→ **Task**
Your answer should consist of each line below that includes the word "icon".

(Website and app data records)

========

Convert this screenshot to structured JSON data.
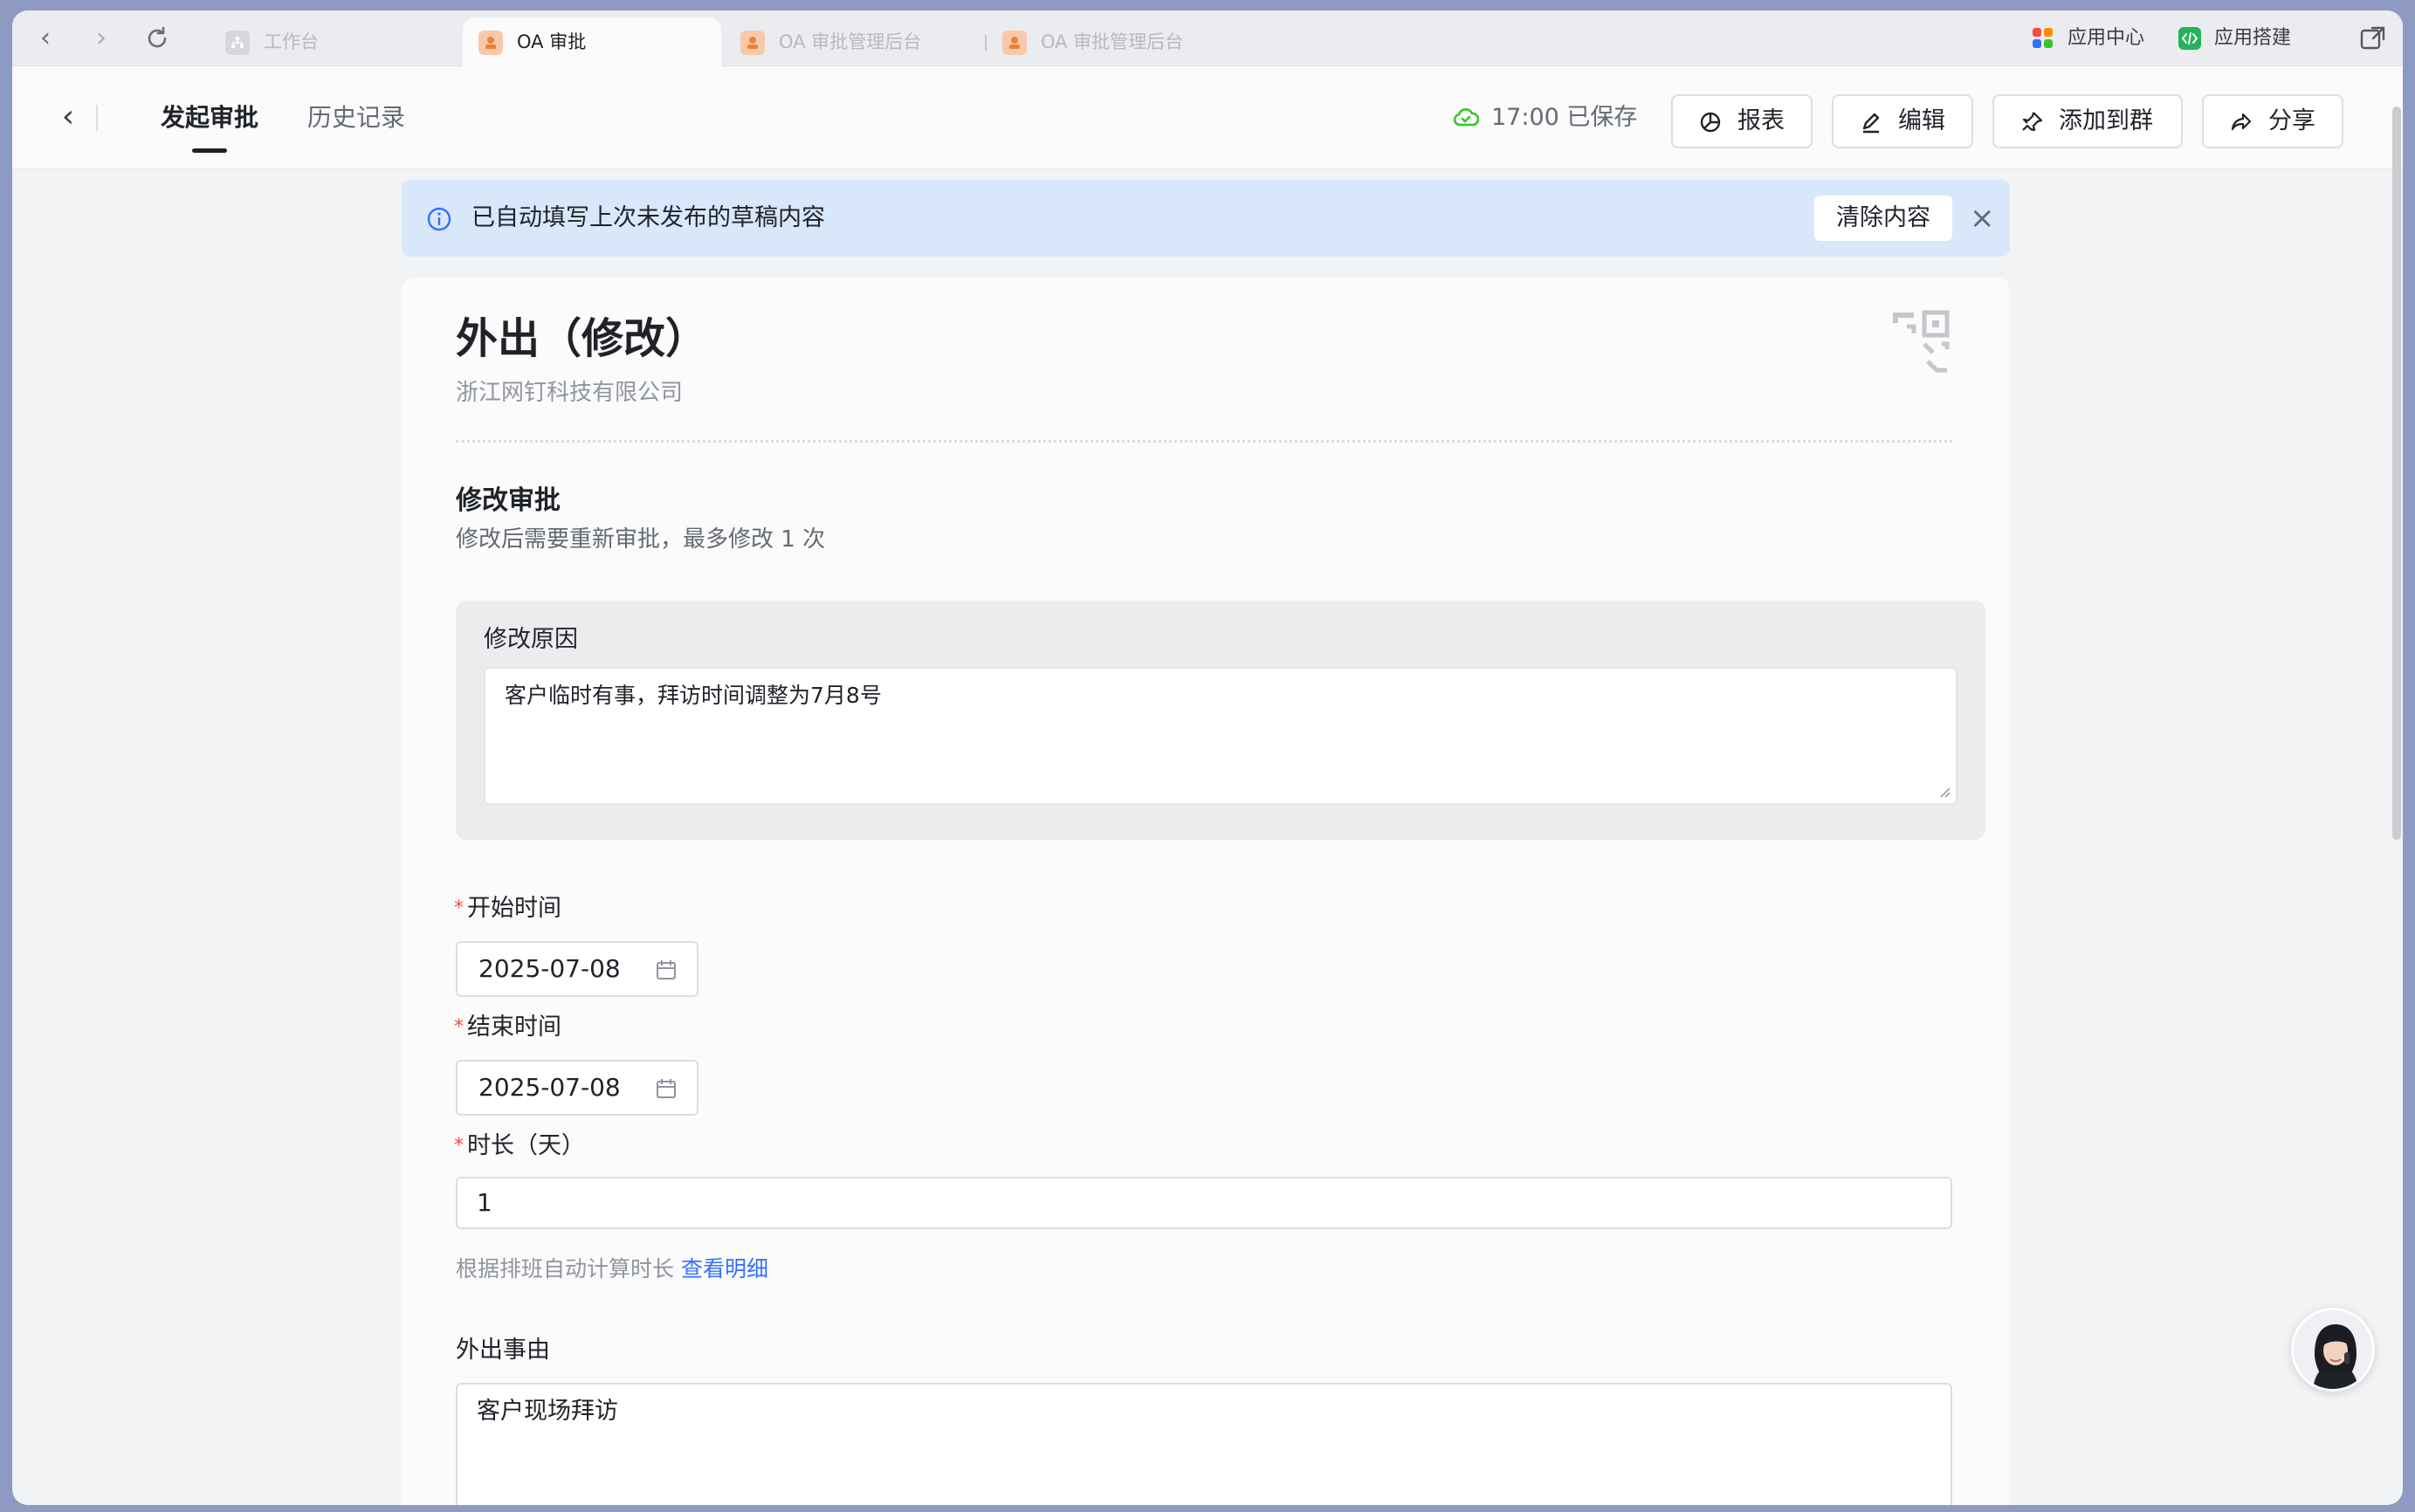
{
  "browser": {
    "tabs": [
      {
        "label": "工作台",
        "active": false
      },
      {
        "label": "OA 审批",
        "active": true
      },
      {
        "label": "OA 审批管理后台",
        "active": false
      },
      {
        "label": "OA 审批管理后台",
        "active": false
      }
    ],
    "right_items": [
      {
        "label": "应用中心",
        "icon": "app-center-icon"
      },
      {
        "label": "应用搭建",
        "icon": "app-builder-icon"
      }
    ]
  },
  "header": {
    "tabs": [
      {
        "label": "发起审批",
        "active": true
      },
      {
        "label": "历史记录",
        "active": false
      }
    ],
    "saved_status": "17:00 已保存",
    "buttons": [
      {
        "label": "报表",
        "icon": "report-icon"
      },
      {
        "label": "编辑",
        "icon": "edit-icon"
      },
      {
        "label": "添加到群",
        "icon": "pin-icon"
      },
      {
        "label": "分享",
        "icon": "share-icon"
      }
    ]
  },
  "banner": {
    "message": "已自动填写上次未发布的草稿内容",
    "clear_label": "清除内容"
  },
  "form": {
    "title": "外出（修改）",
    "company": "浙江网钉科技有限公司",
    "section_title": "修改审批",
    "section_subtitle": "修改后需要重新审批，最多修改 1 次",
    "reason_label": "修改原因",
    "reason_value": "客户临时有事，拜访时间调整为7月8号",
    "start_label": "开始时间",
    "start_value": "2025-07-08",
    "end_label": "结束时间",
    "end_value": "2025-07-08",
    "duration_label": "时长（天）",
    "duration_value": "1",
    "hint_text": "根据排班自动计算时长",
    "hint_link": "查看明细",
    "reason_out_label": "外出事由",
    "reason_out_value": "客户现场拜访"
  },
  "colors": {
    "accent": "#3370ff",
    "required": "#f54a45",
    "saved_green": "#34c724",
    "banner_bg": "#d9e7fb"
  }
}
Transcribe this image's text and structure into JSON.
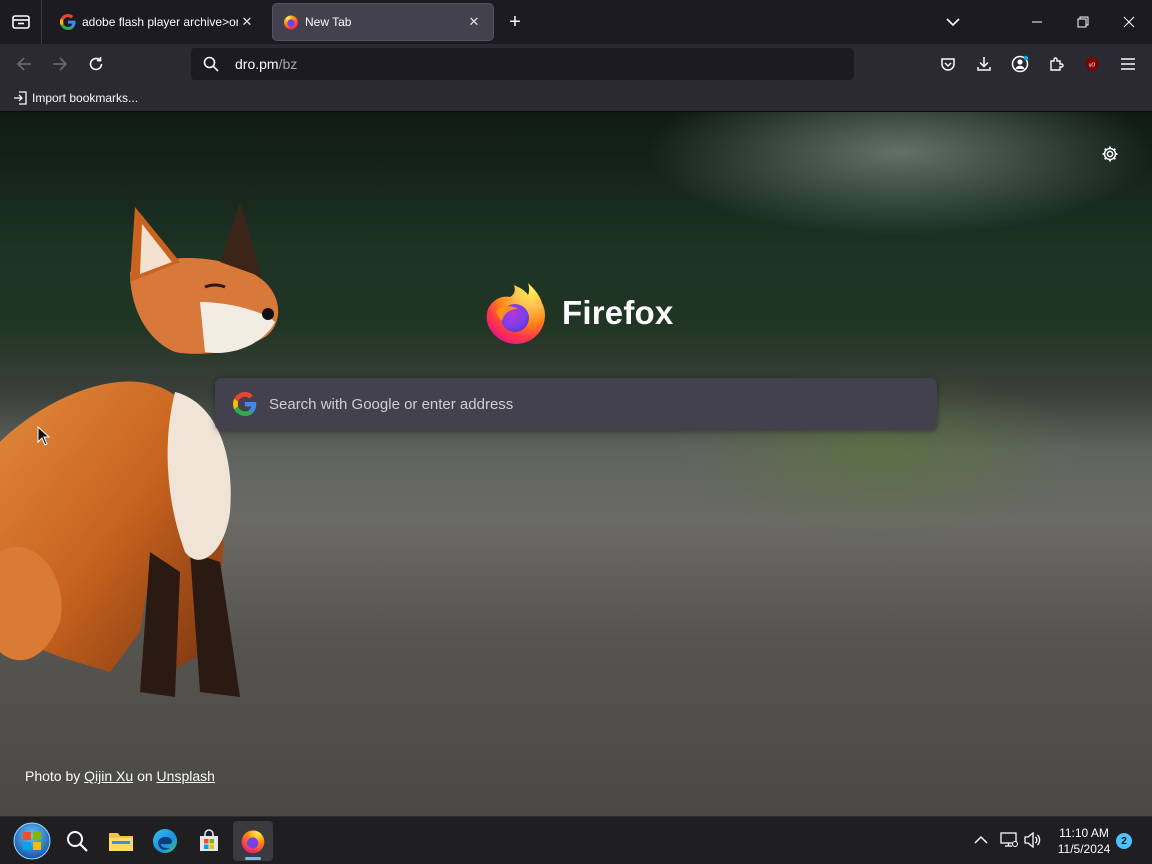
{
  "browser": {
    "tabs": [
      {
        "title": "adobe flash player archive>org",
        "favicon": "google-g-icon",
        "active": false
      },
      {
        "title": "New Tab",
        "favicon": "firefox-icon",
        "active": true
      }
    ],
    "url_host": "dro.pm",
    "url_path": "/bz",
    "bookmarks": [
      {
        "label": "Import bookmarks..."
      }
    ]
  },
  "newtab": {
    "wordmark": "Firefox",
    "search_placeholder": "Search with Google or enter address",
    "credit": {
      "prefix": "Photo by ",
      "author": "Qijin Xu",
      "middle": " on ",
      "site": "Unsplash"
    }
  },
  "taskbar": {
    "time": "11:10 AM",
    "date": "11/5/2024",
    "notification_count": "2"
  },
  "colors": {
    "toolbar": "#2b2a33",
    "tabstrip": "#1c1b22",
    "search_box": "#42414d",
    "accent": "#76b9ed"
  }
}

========

→ **Answer section**
        "icon": "app-center-icon"
        "icon": "app-builder-icon"
        "icon": "report-icon"
        "icon": "edit-icon"
        "icon": "pin-icon"
        "icon": "share-icon"
        "favicon": "google-g-icon",
        "favicon": "firefox-icon",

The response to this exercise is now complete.